16: Run-on Sentences and Comma Splice
Let’s move to the more tricky grammar issues. A run-on sentence arrives when you join two independent clauses without proper punctuation and with no relevant conjunction. This is very similar to the comma splice. The difference is that in such case a comma separate two clauses still with no conjunction.
There are several solutions to the problem you can apply:
- Just separate two clauses into independent sentences.
- Use a semi-colon instead of a comma.
- Use coordinating conjunctions like “and” or “but” to replace the comma.
- Subordinating conjunctions like “although,” “if,” “since” suit for this purpose as well
- The more elegant and sophisticated solution is replacing the comma with the semi-colon plus transitional word (“however,” “moreover,” etc.)
Bad: John is very good at football, he began playing in the team when he was five.
Good: John is very good at football. He began playing in the team when he was five. (You can use either of five fixes above you like).
17. Pronoun agreement errors
Sometimes people mistype or forget that pronouns should agree in number with the corresponding nouns. The singular noun should have singular referring pronoun.
Bad: Everybody should take their lunch box.
Good: Everybody should take his or her lunch box.
18. Mistakes with apostrophes
In the English language, apostrophes are often used to demonstrate possession. However, there are also possessive pronouns (my, mine, his, her, their, etc.) and after them, you do not use apostrophes.
Bad: I parked next to his’ car.
Good: I parked next to his car.
For “it’s” the apostrophe does not denote possession, it is merely a contraction for “it is.”
Bad: Its a warm day for December.
Good: It’s a warm day for December.
19. Subject/Verb agreement errors

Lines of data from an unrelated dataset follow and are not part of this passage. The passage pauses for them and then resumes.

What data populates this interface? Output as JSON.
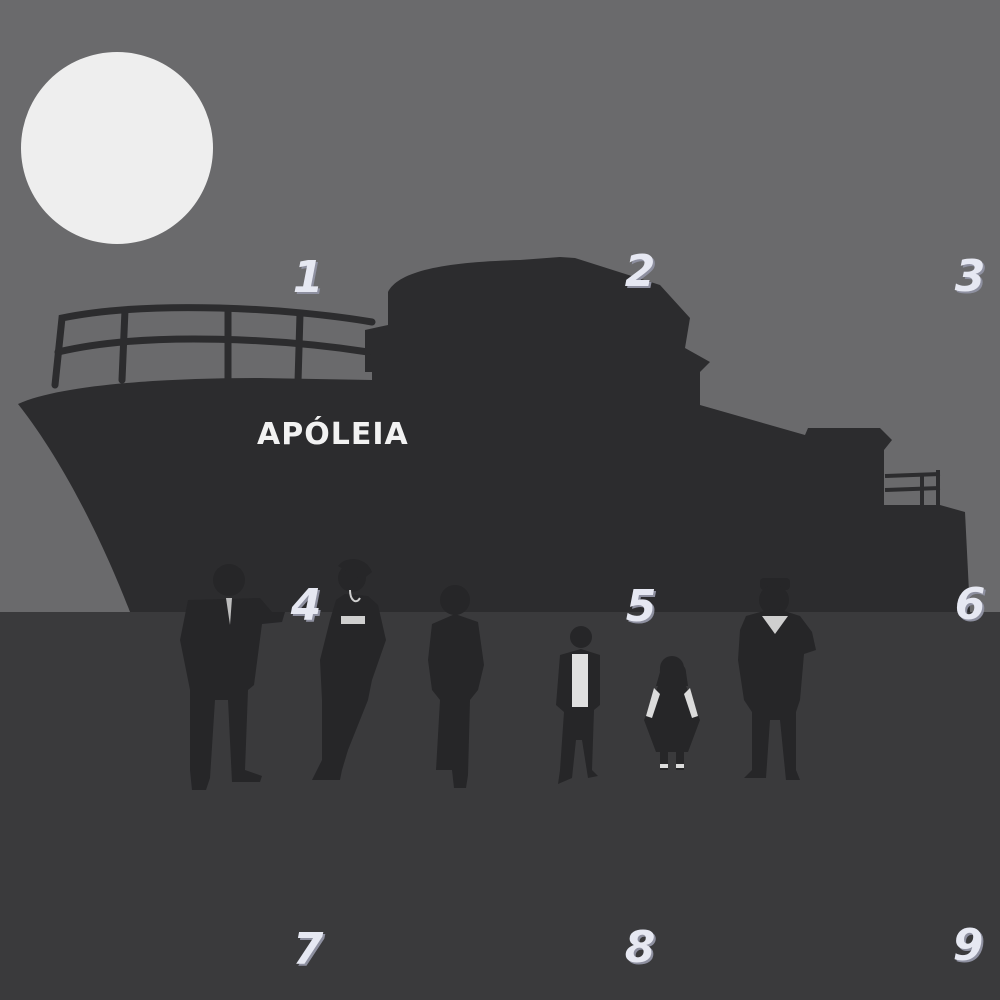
{
  "scene": {
    "ship_name": "APÓLEIA"
  },
  "grid_numbers": [
    "1",
    "2",
    "3",
    "4",
    "5",
    "6",
    "7",
    "8",
    "9"
  ],
  "characters": [
    "man-in-suit",
    "woman-in-dress",
    "young-man",
    "boy",
    "girl",
    "sailor"
  ],
  "colors": {
    "sky": "#6a6a6c",
    "ground": "#3a3a3c",
    "ship": "#2c2c2e",
    "moon": "#eeeeee",
    "silhouette": "#262628",
    "number": "#e6e8f2"
  }
}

If you write a sentence in the present tense, then there should be an agreement in number between subjects and verbs. If the subject is singular so should be the verb, and if your subject is plural the same applies to the verb linked to it.
Bad: These cars is good for newbies.

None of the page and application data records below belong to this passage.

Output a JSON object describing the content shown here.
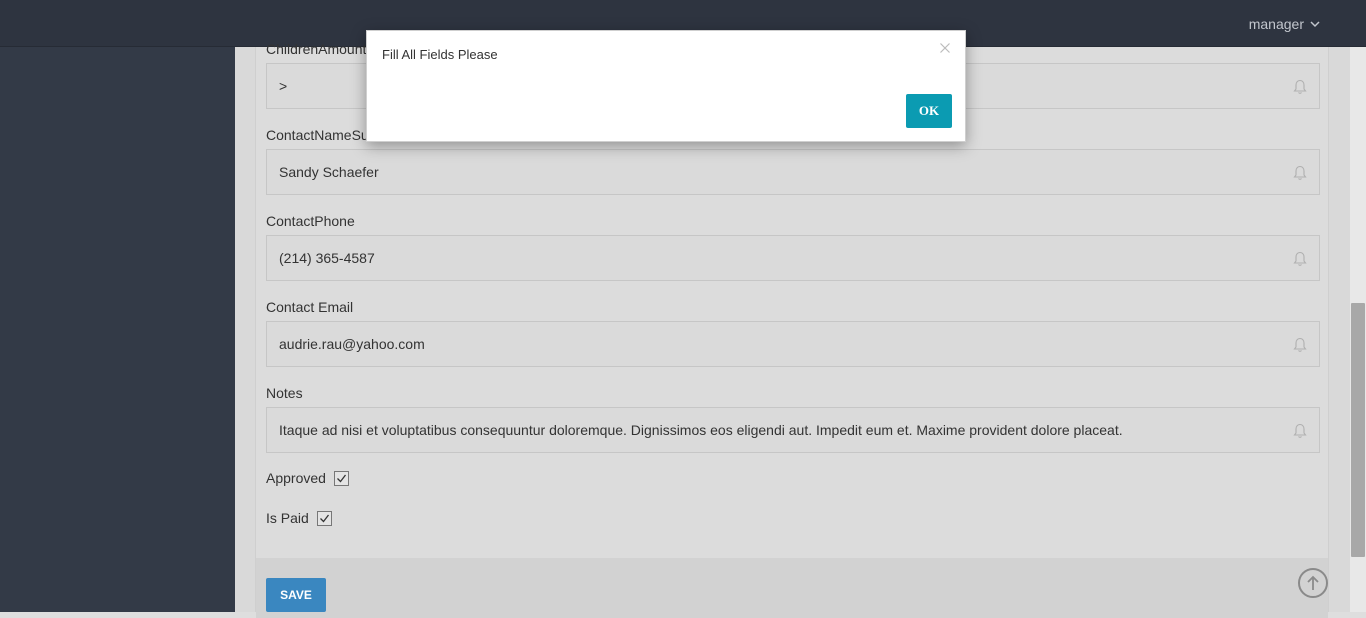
{
  "header": {
    "user_label": "manager",
    "user_menu_icon": "chevron-down-icon"
  },
  "form": {
    "fields": [
      {
        "label": "ChildrenAmount",
        "value": ">"
      },
      {
        "label": "ContactNameSurname",
        "value": "Sandy Schaefer"
      },
      {
        "label": "ContactPhone",
        "value": "(214) 365-4587"
      },
      {
        "label": "Contact Email",
        "value": "audrie.rau@yahoo.com"
      },
      {
        "label": "Notes",
        "value": "Itaque ad nisi et voluptatibus consequuntur doloremque. Dignissimos eos eligendi aut. Impedit eum et. Maxime provident dolore placeat."
      }
    ],
    "checkboxes": [
      {
        "label": "Approved",
        "checked": true
      },
      {
        "label": "Is Paid",
        "checked": true
      }
    ],
    "save_label": "SAVE"
  },
  "modal": {
    "message": "Fill All Fields Please",
    "ok_label": "OK",
    "close_icon": "close-icon"
  },
  "colors": {
    "topbar": "#2e3440",
    "sidebar": "#333a47",
    "save_button": "#3a87c0",
    "ok_button": "#0b9bb2"
  }
}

Good: These cars are good for newbies.
20. Dangling modifiers
To make your writing crisp and clear you must always put the modifier next to the word it modifies. Everyone should be able to understand this connection at a glance.

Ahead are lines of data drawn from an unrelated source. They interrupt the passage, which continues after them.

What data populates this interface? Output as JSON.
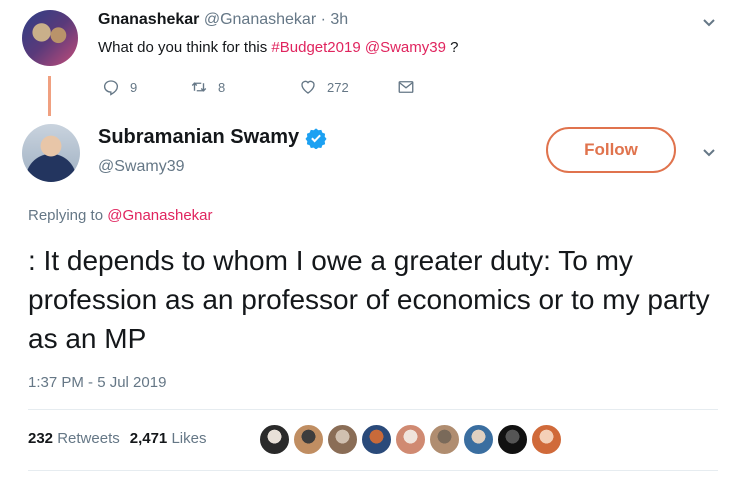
{
  "tweet1": {
    "name": "Gnanashekar",
    "meta": "@Gnanashekar · 3h",
    "text_prefix": "What do you think for this ",
    "hashtag": "#Budget2019",
    "mention": "@Swamy39",
    "text_suffix": " ?",
    "reply_count": "9",
    "retweet_count": "8",
    "like_count": "272"
  },
  "tweet2": {
    "name": "Subramanian Swamy",
    "handle": "@Swamy39",
    "follow_label": "Follow",
    "replying_prefix": "Replying to ",
    "replying_mention": "@Gnanashekar",
    "text": ": It depends to whom I owe a greater duty: To my profession as an professor of economics or to my party as an MP",
    "timestamp": "1:37 PM - 5 Jul 2019",
    "retweets_count": "232",
    "retweets_label": "Retweets",
    "likes_count": "2,471",
    "likes_label": "Likes"
  },
  "icons": [
    "reply-icon",
    "retweet-icon",
    "heart-icon",
    "envelope-icon",
    "chevron-down-icon",
    "verified-badge-icon"
  ],
  "colors": {
    "accent": "#e0245e",
    "follow": "#e0734d",
    "secondary_text": "#657786",
    "verified": "#1da1f2"
  },
  "likers": [
    {
      "color_a": "#2a2a2a",
      "color_b": "#e8e0d8"
    },
    {
      "color_a": "#c08e62",
      "color_b": "#3d3d3d"
    },
    {
      "color_a": "#8a6d56",
      "color_b": "#d0c0b0"
    },
    {
      "color_a": "#2a4a7a",
      "color_b": "#c86a3a"
    },
    {
      "color_a": "#d08a72",
      "color_b": "#f0e4dc"
    },
    {
      "color_a": "#b08d70",
      "color_b": "#7a6a5a"
    },
    {
      "color_a": "#3a6ea0",
      "color_b": "#e0d0c0"
    },
    {
      "color_a": "#111111",
      "color_b": "#555555"
    },
    {
      "color_a": "#d06a3a",
      "color_b": "#f4d0b8"
    }
  ]
}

Bad: He saw a puppy and a kitten on the way to the office.
Good: On the way to the office, he saw a puppy and a kitten.
21. Using ‘They’ to describe a company
Quite often you can meet the word “they” describing the specific company in blog posts, media articles. People do this because they think about business as a group of people. It seems legit to use “they” in such a scenario, but a word “company” or “business” is not plural. Therefore it is “it,” not “they.”
Bad: Apple is planning to release their new iPhone later this year.
Good: Apple is planning to release its new iPhone later this year.
22. Incomplete Comparisons
This is not a critical issue. However, it makes your writing less confident. Look at this example:
Bad: Our new software is faster, more reliable, and robust.
Here we have a comparison, and an object we try to compare, but we miss another object we are referring to. Shortly speaking, our new software is faster than what? Another software, previous version of our own tool, something else?
The rule is that when you’re comparing something, there should be at least two objects, or the comparison will be incomplete.
23. Possessive Nouns
Usually, possessive nouns have an apostrophe, but it is not always that clear where to put it. It depends on a singular or plural noun it relates to. Here is an example:
All of the boy’s toys were broken.
This sentence is a bit unclear: the apostrophe tells us that there is a specific boy, whose toys are broken, but the word “all” in the beginning indicates that there might be a lot of boys.
Here are some rules to follow:
- If you have a plural noun then the apostrophe should go after the “s.” (The boys’ toys.)
- When you have a singular noun that ends in “s,” the apostrophe will go after the “s” again. (Example: the school bus’ yellow color.)
- If the noun is singular and does not end with “s,” you should put the apostrophe before the “s.” (The boy’s toys).